##### PROVIDED INFORMATION #####
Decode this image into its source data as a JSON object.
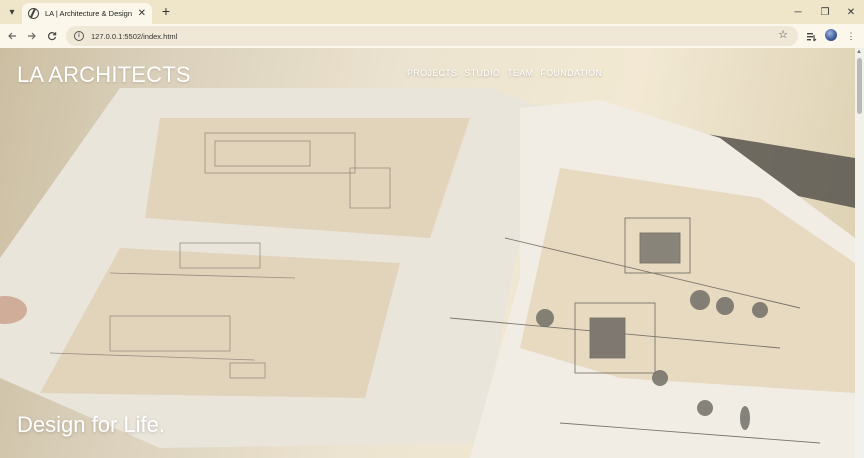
{
  "browser": {
    "tab_title": "LA | Architecture & Design Stud",
    "new_tab_symbol": "+",
    "url": "127.0.0.1:5502/index.html",
    "window_controls": {
      "minimize": "─",
      "maximize": "❐",
      "close": "✕"
    }
  },
  "site": {
    "brand": "LA ARCHITECTS",
    "nav": [
      "PROJECTS",
      "STUDIO",
      "TEAM",
      "FOUNDATION"
    ],
    "tagline": "Design for Life."
  },
  "icons": {
    "back": "back-arrow-icon",
    "forward": "forward-arrow-icon",
    "reload": "reload-icon",
    "bookmark": "star-icon",
    "extensions": "extensions-icon",
    "menu": "kebab-menu-icon"
  },
  "colors": {
    "tab_strip": "#efe5c9",
    "toolbar": "#fbf7ea",
    "nav_text": "#ffffff"
  }
}
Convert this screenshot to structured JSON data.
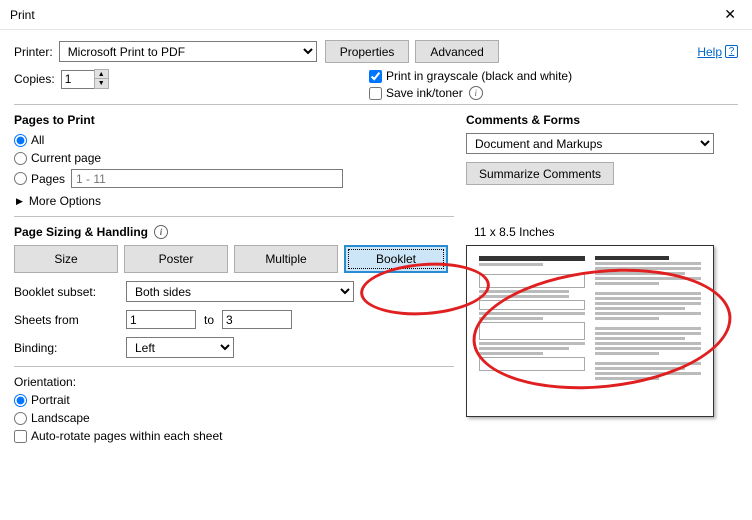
{
  "titlebar": {
    "title": "Print"
  },
  "toprow": {
    "printer_label": "Printer:",
    "printer_value": "Microsoft Print to PDF",
    "properties": "Properties",
    "advanced": "Advanced",
    "help": "Help"
  },
  "copies": {
    "label": "Copies:",
    "value": "1"
  },
  "options": {
    "grayscale": "Print in grayscale (black and white)",
    "saveink": "Save ink/toner"
  },
  "pages_to_print": {
    "heading": "Pages to Print",
    "all": "All",
    "current": "Current page",
    "pages": "Pages",
    "range_placeholder": "1 - 11",
    "more": "More Options"
  },
  "sizing": {
    "heading": "Page Sizing & Handling",
    "size": "Size",
    "poster": "Poster",
    "multiple": "Multiple",
    "booklet": "Booklet",
    "subset_label": "Booklet subset:",
    "subset_value": "Both sides",
    "sheets_from": "Sheets from",
    "sheets_from_val": "1",
    "to": "to",
    "sheets_to_val": "3",
    "binding_label": "Binding:",
    "binding_value": "Left"
  },
  "orientation": {
    "heading": "Orientation:",
    "portrait": "Portrait",
    "landscape": "Landscape",
    "auto": "Auto-rotate pages within each sheet"
  },
  "comments": {
    "heading": "Comments & Forms",
    "value": "Document and Markups",
    "summarize": "Summarize Comments"
  },
  "preview": {
    "dims": "11 x 8.5 Inches"
  }
}
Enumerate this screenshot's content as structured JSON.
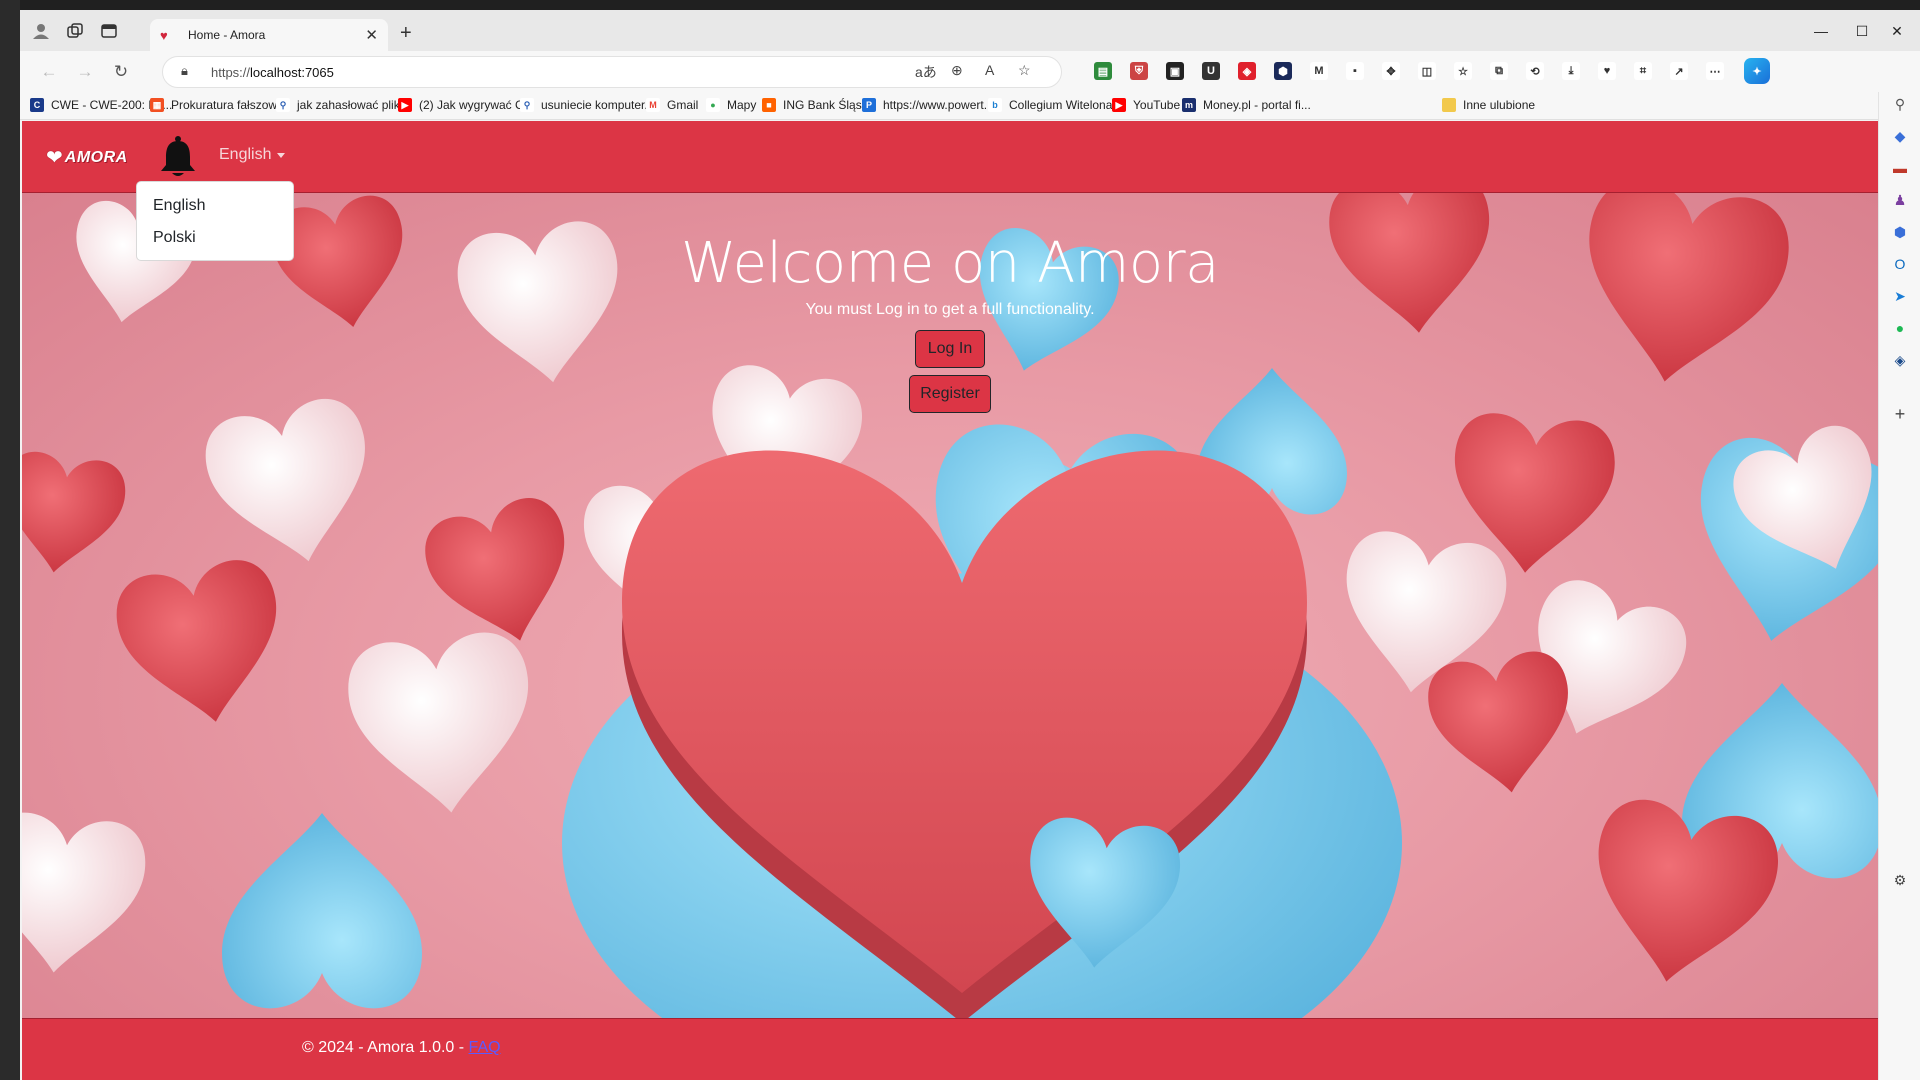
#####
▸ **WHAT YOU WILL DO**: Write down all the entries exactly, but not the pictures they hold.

▸ **ANSWER SPACE**:
Decode this image into its source data as a JSON object.
{
  "browser": {
    "tab_title": "LA | Architecture & Design Stud",
    "new_tab_symbol": "+",
    "url": "127.0.0.1:5502/index.html",
    "window_controls": {
      "minimize": "─",
      "maximize": "❐",
      "close": "✕"
    }
  },
  "site": {
    "brand": "LA ARCHITECTS",
    "nav": [
      "PROJECTS",
      "STUDIO",
      "TEAM",
      "FOUNDATION"
    ],
    "tagline": "Design for Life."
  },
  "icons": {
    "back": "back-arrow-icon",
    "forward": "forward-arrow-icon",
    "reload": "reload-icon",
    "bookmark": "star-icon",
    "extensions": "extensions-icon",
    "menu": "kebab-menu-icon"
  },
  "colors": {
    "tab_strip": "#efe5c9",
    "toolbar": "#fbf7ea",
    "nav_text": "#ffffff"
  }
}
Convert this screenshot to structured JSON data.
{
  "titlebar": {
    "title": "Print"
  },
  "toprow": {
    "printer_label": "Printer:",
    "printer_value": "Microsoft Print to PDF",
    "properties": "Properties",
    "advanced": "Advanced",
    "help": "Help"
  },
  "copies": {
    "label": "Copies:",
    "value": "1"
  },
  "options": {
    "grayscale": "Print in grayscale (black and white)",
    "saveink": "Save ink/toner"
  },
  "pages_to_print": {
    "heading": "Pages to Print",
    "all": "All",
    "current": "Current page",
    "pages": "Pages",
    "range_placeholder": "1 - 11",
    "more": "More Options"
  },
  "sizing": {
    "heading": "Page Sizing & Handling",
    "size": "Size",
    "poster": "Poster",
    "multiple": "Multiple",
    "booklet": "Booklet",
    "subset_label": "Booklet subset:",
    "subset_value": "Both sides",
    "sheets_from": "Sheets from",
    "sheets_from_val": "1",
    "to": "to",
    "sheets_to_val": "3",
    "binding_label": "Binding:",
    "binding_value": "Left"
  },
  "orientation": {
    "heading": "Orientation:",
    "portrait": "Portrait",
    "landscape": "Landscape",
    "auto": "Auto-rotate pages within each sheet"
  },
  "comments": {
    "heading": "Comments & Forms",
    "value": "Document and Markups",
    "summarize": "Summarize Comments"
  },
  "preview": {
    "dims": "11 x 8.5 Inches"
  }
}
Enumerate this screenshot's content as structured JSON.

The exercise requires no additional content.